Partnerships with Local Stakeholders
Local partnerships can be critical to effectively decreasing rates of tobacco use and preventing
initiation of tobacco use in a rural community. It is important to secure buy-in from respected
leaders and existing networks of local stakeholders in the community who may be interested in
supporting tobacco prevention and cessation efforts.
Local businesses can be especially important partners in tobacco cessation efforts, as many
people are exposed
to secondhand smoke in the workplace, and tobacco use can reduce
suggests that consumers may be
unaware of tobacco cessation services that are covered by their insurance.
Employers can play a role by providing information to employees about their health plan's coverage for tobacco
cessation counseling and pharmacotherapy.
Program planners may also ask local businesses and community-and faith-based organizations to display
educational information about the state quitline, details about cessation resources in the community,
or messaging about tobacco prevention.
Some rural communities form or join formal tobacco control coalitions in order to share limited resources, build
support, and create united strategies for policy.
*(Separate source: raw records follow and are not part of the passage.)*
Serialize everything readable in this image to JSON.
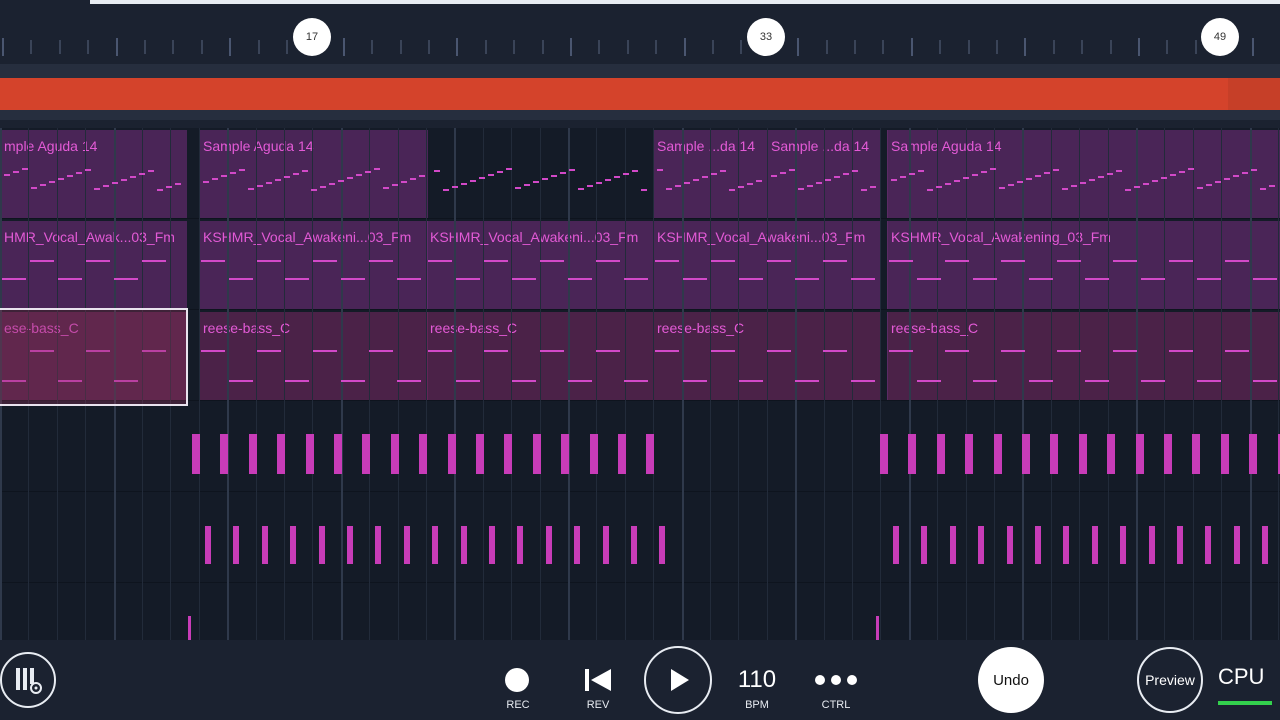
{
  "ruler": {
    "markers": [
      "17",
      "33",
      "49"
    ]
  },
  "tracks": [
    {
      "clips": [
        "mple Aguda 14",
        "Sample Aguda 14",
        "Sample ...da 14",
        "Sample ...da 14",
        "Sample Aguda 14"
      ]
    },
    {
      "clips": [
        "HMR_Vocal_Awak...03_Fm",
        "KSHMR_Vocal_Awakeni...03_Fm",
        "KSHMR_Vocal_Awakeni...03_Fm",
        "KSHMR_Vocal_Awakeni...03_Fm",
        "KSHMR_Vocal_Awakening_03_Fm"
      ]
    },
    {
      "clips": [
        "ese-bass_C",
        "reese-bass_C",
        "reese-bass_C",
        "reese-bass_C",
        "reese-bass_C"
      ]
    }
  ],
  "transport": {
    "rec": "REC",
    "rev": "REV",
    "bpm_value": "110",
    "bpm_label": "BPM",
    "ctrl": "CTRL",
    "undo": "Undo",
    "preview": "Preview",
    "cpu": "CPU"
  },
  "icons": {
    "piano_settings": "piano-settings-icon",
    "record": "record-icon",
    "rewind": "skip-back-icon",
    "play": "play-icon",
    "more": "more-dots-icon"
  },
  "colors": {
    "background": "#1b2230",
    "playhead_bar": "#d4432b",
    "clip_text": "#e35ad6",
    "cpu_ok": "#33d14d"
  }
}
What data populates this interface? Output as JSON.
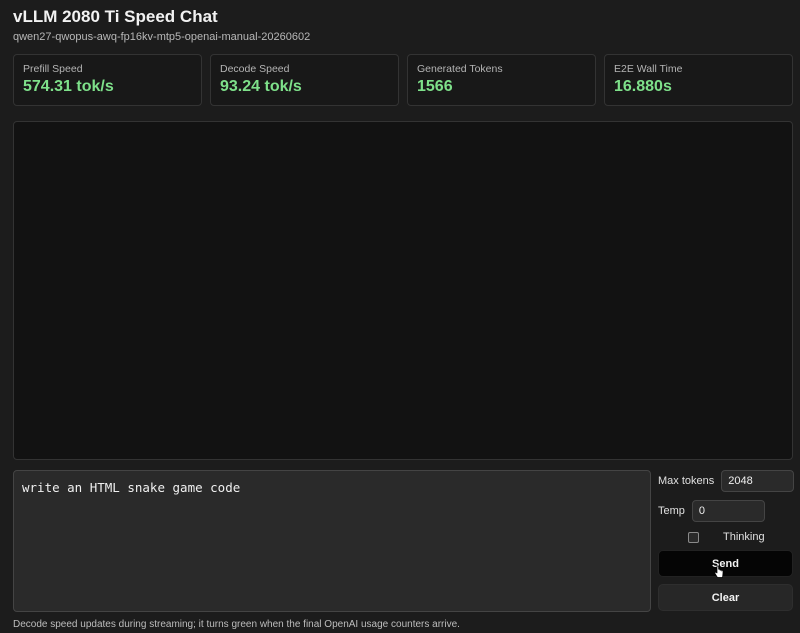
{
  "header": {
    "title": "vLLM 2080 Ti Speed Chat",
    "model": "qwen27-qwopus-awq-fp16kv-mtp5-openai-manual-20260602"
  },
  "stats": [
    {
      "label": "Prefill Speed",
      "value": "574.31 tok/s"
    },
    {
      "label": "Decode Speed",
      "value": "93.24 tok/s"
    },
    {
      "label": "Generated Tokens",
      "value": "1566"
    },
    {
      "label": "E2E Wall Time",
      "value": "16.880s"
    }
  ],
  "prompt": {
    "value": "write an HTML snake game code"
  },
  "controls": {
    "max_tokens_label": "Max tokens",
    "max_tokens_value": "2048",
    "temp_label": "Temp",
    "temp_value": "0",
    "thinking_label": "Thinking",
    "thinking_checked": false,
    "send_label": "Send",
    "clear_label": "Clear"
  },
  "footer": {
    "note": "Decode speed updates during streaming; it turns green when the final OpenAI usage counters arrive."
  },
  "colors": {
    "background": "#1c1c1c",
    "stat_value": "#7ee08a",
    "send_button": "#050505"
  },
  "icons": {
    "cursor": "pointer-hand-icon"
  }
}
The Centers for Disease Control and Prevention developed
a guide about tobacco
coalitions that describes characteristics of effective coalitions.
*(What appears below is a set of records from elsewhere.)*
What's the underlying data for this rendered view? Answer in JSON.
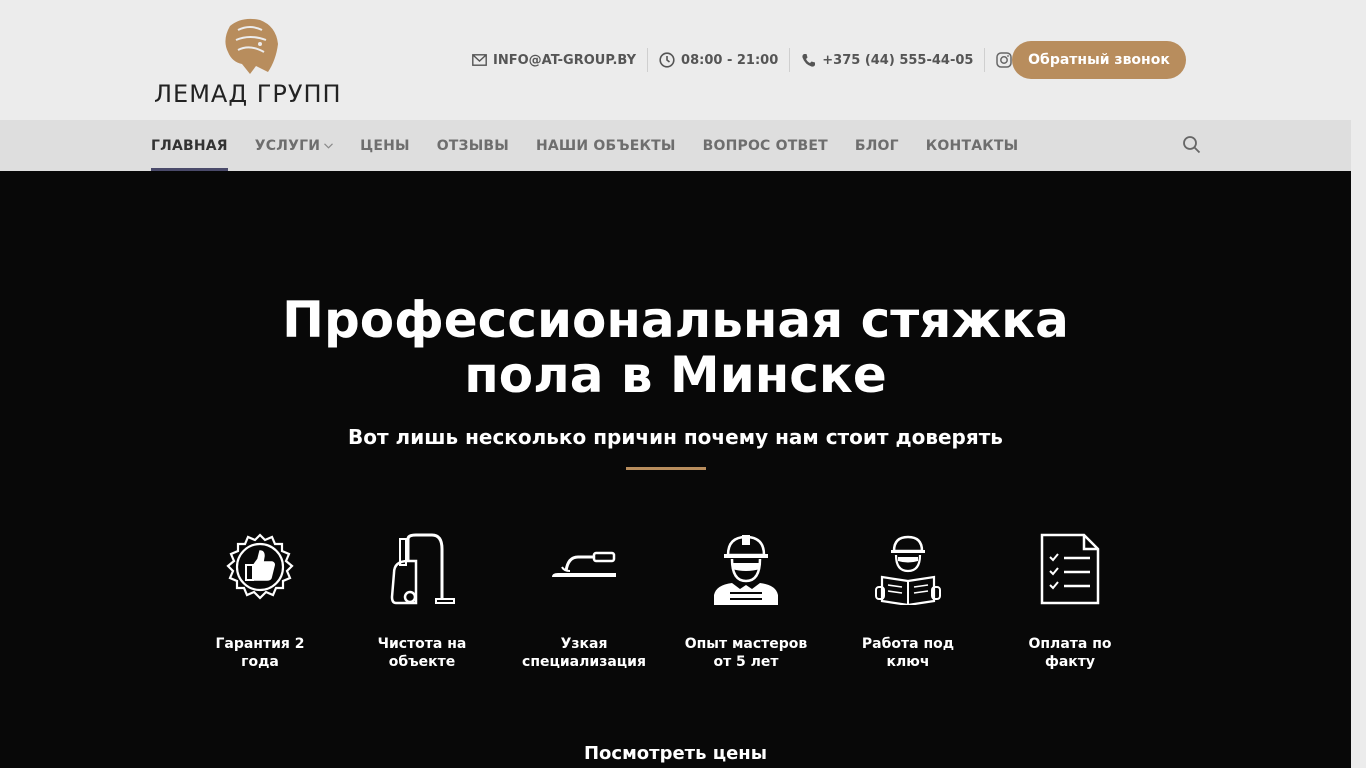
{
  "header": {
    "logo_text": "ЛЕМАД ГРУПП",
    "email": "INFO@AT-GROUP.BY",
    "hours": "08:00 - 21:00",
    "phone": "+375 (44) 555-44-05",
    "callback_label": "Обратный звонок"
  },
  "nav": {
    "items": [
      {
        "label": "ГЛАВНАЯ"
      },
      {
        "label": "УСЛУГИ"
      },
      {
        "label": "ЦЕНЫ"
      },
      {
        "label": "ОТЗЫВЫ"
      },
      {
        "label": "НАШИ ОБЪЕКТЫ"
      },
      {
        "label": "ВОПРОС ОТВЕТ"
      },
      {
        "label": "БЛОГ"
      },
      {
        "label": "КОНТАКТЫ"
      }
    ]
  },
  "hero": {
    "title_line1": "Профессиональная стяжка",
    "title_line2": "пола в Минске",
    "subtitle": "Вот лишь несколько причин почему нам стоит доверять",
    "features": [
      {
        "line1": "Гарантия 2",
        "line2": "года",
        "icon": "thumbs-up-badge-icon"
      },
      {
        "line1": "Чистота на",
        "line2": "объекте",
        "icon": "vacuum-cleaner-icon"
      },
      {
        "line1": "Узкая",
        "line2": "специализация",
        "icon": "trowel-icon"
      },
      {
        "line1": "Опыт мастеров",
        "line2": "от 5 лет",
        "icon": "worker-icon"
      },
      {
        "line1": "Работа под",
        "line2": "ключ",
        "icon": "engineer-blueprint-icon"
      },
      {
        "line1": "Оплата по",
        "line2": "факту",
        "icon": "checklist-document-icon"
      }
    ],
    "prices_link": "Посмотреть цены"
  },
  "colors": {
    "accent": "#b88d5d",
    "hero_bg": "#080808",
    "header_bg": "#ececec",
    "nav_bg": "#dedede"
  }
}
Partnerships with State Tobacco Control Programs and Public Health Agencies
Local tobacco cessation and prevention programs may choose to partner with state-wide tobacco control
programs in order to capitalize on existing resources and share consistent messaging. For example,
rural communities have found that mass-reach communications efforts are most effective when there is
a “united voice” across the state.
Through a joint effort, North Dakota was successful in
implementing tobacco prevention media messages through TV and radio advertisements, press releases,
and event participation. The North Dakota Center for Tobacco
Prevention and Control Policy (BreatheND) worked with local public health units
across the state to focus on the denormalization of tobacco through mass media to meet the goal of
changing the social norm of tobacco use. While each local public health unit had different
priorities, such as tobacco-free parks or tobacco-free multi-unit housing, the center provided tools
and resources to the local public health units to address these priorities. Mass media efforts were
co-branded with the local public health unit and BreatheND.
Program planners may also attempt to facilitate relationships between state quitlines and local
healthcare providers. Rural clinics with limited resources to provide tobacco cessation services may
benefit from referring patients to quitlines that can provide telephone counseling and assistance
with accessing tobacco cessation medication. However, some rural providers may be hesitant to refer
their patients to services outside of the community. Additional information about the quitline's
services and medications that they can offer may help address the concerns of rural providers.
Partnerships with National Organizations
National organizations focused on tobacco issues—including the American
Lung Association and the American Cancer
Society can partner with rural communities to promote tobacco prevention and
cessation activities. Local chapters of these organizations can provide resources and tools to rural
communities with limited funding for tobacco control activities.